### [EXERCISE]
Set down all of the records exactly.

Records from a collection
####
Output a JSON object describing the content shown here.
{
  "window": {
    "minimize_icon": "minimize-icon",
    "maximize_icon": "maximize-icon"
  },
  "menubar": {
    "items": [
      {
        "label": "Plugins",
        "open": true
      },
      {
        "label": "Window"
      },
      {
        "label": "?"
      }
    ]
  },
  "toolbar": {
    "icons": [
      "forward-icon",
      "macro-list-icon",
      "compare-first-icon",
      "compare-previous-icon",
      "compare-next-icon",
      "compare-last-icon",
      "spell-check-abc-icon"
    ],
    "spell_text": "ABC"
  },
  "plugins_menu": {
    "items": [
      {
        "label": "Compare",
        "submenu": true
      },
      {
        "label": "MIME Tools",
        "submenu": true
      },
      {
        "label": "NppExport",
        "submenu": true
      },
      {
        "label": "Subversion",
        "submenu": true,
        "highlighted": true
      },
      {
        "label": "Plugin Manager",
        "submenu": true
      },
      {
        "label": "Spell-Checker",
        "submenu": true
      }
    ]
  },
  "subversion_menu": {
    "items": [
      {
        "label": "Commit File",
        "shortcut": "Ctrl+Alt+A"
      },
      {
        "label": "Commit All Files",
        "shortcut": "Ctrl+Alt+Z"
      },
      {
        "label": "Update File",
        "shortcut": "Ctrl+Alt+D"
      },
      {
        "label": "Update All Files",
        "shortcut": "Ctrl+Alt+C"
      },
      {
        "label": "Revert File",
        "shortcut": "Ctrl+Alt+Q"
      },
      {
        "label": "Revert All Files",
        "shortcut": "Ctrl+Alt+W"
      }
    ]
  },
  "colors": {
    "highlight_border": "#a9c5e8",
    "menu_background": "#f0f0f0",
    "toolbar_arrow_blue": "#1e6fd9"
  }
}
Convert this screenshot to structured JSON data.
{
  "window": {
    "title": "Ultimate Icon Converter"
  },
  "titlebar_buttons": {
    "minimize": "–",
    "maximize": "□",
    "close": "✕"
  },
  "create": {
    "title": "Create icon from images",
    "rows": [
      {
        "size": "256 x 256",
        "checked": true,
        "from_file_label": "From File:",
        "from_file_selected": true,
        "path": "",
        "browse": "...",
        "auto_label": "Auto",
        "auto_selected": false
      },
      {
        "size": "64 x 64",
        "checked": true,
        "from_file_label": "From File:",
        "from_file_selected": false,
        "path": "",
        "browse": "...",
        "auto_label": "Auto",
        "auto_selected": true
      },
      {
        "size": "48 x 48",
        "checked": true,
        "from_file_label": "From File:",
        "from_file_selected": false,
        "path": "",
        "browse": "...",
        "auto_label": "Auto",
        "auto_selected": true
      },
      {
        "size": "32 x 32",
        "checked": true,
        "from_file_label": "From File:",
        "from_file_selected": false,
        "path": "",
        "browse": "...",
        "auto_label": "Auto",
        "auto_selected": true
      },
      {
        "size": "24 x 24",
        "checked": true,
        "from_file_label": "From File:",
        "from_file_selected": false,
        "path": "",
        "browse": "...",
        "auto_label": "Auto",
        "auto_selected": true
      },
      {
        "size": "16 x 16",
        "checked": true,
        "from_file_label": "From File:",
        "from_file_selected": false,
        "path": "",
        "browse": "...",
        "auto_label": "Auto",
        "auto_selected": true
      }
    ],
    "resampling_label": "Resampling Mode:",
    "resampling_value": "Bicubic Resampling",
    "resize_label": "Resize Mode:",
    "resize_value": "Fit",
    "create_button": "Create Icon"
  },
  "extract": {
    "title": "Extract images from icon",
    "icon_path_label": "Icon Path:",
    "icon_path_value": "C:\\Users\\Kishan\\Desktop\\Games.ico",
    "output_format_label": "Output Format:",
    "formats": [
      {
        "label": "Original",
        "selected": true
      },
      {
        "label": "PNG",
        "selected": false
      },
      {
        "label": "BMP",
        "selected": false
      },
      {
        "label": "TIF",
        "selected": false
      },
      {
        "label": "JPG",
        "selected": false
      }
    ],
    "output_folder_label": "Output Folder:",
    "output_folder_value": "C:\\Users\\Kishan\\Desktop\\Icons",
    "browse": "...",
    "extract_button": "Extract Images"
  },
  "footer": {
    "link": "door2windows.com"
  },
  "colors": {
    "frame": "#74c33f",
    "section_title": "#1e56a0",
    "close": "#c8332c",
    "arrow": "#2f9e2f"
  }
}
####
### [YOUR RESPONSE]
Output a JSON object describing the content shown here.
{
  "window": {
    "minimize_icon": "minimize-icon",
    "maximize_icon": "maximize-icon"
  },
  "menubar": {
    "items": [
      {
        "label": "Plugins",
        "open": true
      },
      {
        "label": "Window"
      },
      {
        "label": "?"
      }
    ]
  },
  "toolbar": {
    "icons": [
      "forward-icon",
      "macro-list-icon",
      "compare-first-icon",
      "compare-previous-icon",
      "compare-next-icon",
      "compare-last-icon",
      "spell-check-abc-icon"
    ],
    "spell_text": "ABC"
  },
  "plugins_menu": {
    "items": [
      {
        "label": "Compare",
        "submenu": true
      },
      {
        "label": "MIME Tools",
        "submenu": true
      },
      {
        "label": "NppExport",
        "submenu": true
      },
      {
        "label": "Subversion",
        "submenu": true,
        "highlighted": true
      },
      {
        "label": "Plugin Manager",
        "submenu": true
      },
      {
        "label": "Spell-Checker",
        "submenu": true
      }
    ]
  },
  "subversion_menu": {
    "items": [
      {
        "label": "Commit File",
        "shortcut": "Ctrl+Alt+A"
      },
      {
        "label": "Commit All Files",
        "shortcut": "Ctrl+Alt+Z"
      },
      {
        "label": "Update File",
        "shortcut": "Ctrl+Alt+D"
      },
      {
        "label": "Update All Files",
        "shortcut": "Ctrl+Alt+C"
      },
      {
        "label": "Revert File",
        "shortcut": "Ctrl+Alt+Q"
      },
      {
        "label": "Revert All Files",
        "shortcut": "Ctrl+Alt+W"
      }
    ]
  },
  "colors": {
    "highlight_border": "#a9c5e8",
    "menu_background": "#f0f0f0",
    "toolbar_arrow_blue": "#1e6fd9"
  }
}
Convert this screenshot to structured JSON data.
{
  "window": {
    "title": "Ultimate Icon Converter"
  },
  "titlebar_buttons": {
    "minimize": "–",
    "maximize": "□",
    "close": "✕"
  },
  "create": {
    "title": "Create icon from images",
    "rows": [
      {
        "size": "256 x 256",
        "checked": true,
        "from_file_label": "From File:",
        "from_file_selected": true,
        "path": "",
        "browse": "...",
        "auto_label": "Auto",
        "auto_selected": false
      },
      {
        "size": "64 x 64",
        "checked": true,
        "from_file_label": "From File:",
        "from_file_selected": false,
        "path": "",
        "browse": "...",
        "auto_label": "Auto",
        "auto_selected": true
      },
      {
        "size": "48 x 48",
        "checked": true,
        "from_file_label": "From File:",
        "from_file_selected": false,
        "path": "",
        "browse": "...",
        "auto_label": "Auto",
        "auto_selected": true
      },
      {
        "size": "32 x 32",
        "checked": true,
        "from_file_label": "From File:",
        "from_file_selected": false,
        "path": "",
        "browse": "...",
        "auto_label": "Auto",
        "auto_selected": true
      },
      {
        "size": "24 x 24",
        "checked": true,
        "from_file_label": "From File:",
        "from_file_selected": false,
        "path": "",
        "browse": "...",
        "auto_label": "Auto",
        "auto_selected": true
      },
      {
        "size": "16 x 16",
        "checked": true,
        "from_file_label": "From File:",
        "from_file_selected": false,
        "path": "",
        "browse": "...",
        "auto_label": "Auto",
        "auto_selected": true
      }
    ],
    "resampling_label": "Resampling Mode:",
    "resampling_value": "Bicubic Resampling",
    "resize_label": "Resize Mode:",
    "resize_value": "Fit",
    "create_button": "Create Icon"
  },
  "extract": {
    "title": "Extract images from icon",
    "icon_path_label": "Icon Path:",
    "icon_path_value": "C:\\Users\\Kishan\\Desktop\\Games.ico",
    "output_format_label": "Output Format:",
    "formats": [
      {
        "label": "Original",
        "selected": true
      },
      {
        "label": "PNG",
        "selected": false
      },
      {
        "label": "BMP",
        "selected": false
      },
      {
        "label": "TIF",
        "selected": false
      },
      {
        "label": "JPG",
        "selected": false
      }
    ],
    "output_folder_label": "Output Folder:",
    "output_folder_value": "C:\\Users\\Kishan\\Desktop\\Icons",
    "browse": "...",
    "extract_button": "Extract Images"
  },
  "footer": {
    "link": "door2windows.com"
  },
  "colors": {
    "frame": "#74c33f",
    "section_title": "#1e56a0",
    "close": "#c8332c",
    "arrow": "#2f9e2f"
  }
}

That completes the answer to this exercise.